Excerpts from an interface dataset:
- Opening Delimiter -
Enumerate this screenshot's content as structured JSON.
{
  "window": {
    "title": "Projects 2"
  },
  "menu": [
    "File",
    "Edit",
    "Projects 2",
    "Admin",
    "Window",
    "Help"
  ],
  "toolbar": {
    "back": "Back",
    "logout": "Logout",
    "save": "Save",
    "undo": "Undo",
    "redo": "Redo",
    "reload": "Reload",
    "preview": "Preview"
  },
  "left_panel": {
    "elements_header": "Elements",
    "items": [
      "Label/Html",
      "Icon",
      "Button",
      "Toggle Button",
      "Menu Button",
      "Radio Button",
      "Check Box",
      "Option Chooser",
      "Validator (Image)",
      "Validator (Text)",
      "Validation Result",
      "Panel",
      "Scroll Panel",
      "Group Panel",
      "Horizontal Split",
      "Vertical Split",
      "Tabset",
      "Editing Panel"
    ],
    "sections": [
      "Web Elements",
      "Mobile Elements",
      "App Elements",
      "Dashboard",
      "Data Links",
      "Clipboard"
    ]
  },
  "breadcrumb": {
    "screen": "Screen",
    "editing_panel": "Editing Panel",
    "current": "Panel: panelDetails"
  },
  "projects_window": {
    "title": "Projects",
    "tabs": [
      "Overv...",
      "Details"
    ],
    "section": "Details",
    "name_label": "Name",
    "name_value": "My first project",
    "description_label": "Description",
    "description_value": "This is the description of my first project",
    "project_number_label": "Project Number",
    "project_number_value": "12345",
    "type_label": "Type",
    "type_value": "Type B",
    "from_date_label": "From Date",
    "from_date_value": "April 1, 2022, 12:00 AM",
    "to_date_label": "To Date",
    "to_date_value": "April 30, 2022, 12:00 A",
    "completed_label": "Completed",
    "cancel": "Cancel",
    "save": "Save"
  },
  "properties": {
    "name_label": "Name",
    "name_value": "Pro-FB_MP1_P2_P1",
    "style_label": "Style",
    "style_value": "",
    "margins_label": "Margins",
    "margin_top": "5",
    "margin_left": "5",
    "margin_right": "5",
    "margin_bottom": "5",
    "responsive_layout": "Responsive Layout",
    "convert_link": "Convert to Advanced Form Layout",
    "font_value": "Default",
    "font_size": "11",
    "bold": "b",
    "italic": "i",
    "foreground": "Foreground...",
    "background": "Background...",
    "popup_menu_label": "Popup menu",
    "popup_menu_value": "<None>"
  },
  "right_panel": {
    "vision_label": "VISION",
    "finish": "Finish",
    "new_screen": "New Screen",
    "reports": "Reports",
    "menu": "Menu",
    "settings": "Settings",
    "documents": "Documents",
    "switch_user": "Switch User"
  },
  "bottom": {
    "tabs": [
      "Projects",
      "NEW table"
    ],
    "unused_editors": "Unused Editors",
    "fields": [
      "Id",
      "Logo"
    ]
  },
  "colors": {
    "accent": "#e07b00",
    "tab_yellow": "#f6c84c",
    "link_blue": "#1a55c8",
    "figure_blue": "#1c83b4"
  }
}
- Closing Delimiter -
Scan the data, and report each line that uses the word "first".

    "name_value": "My first project",
    "description_value": "This is the description of my first project",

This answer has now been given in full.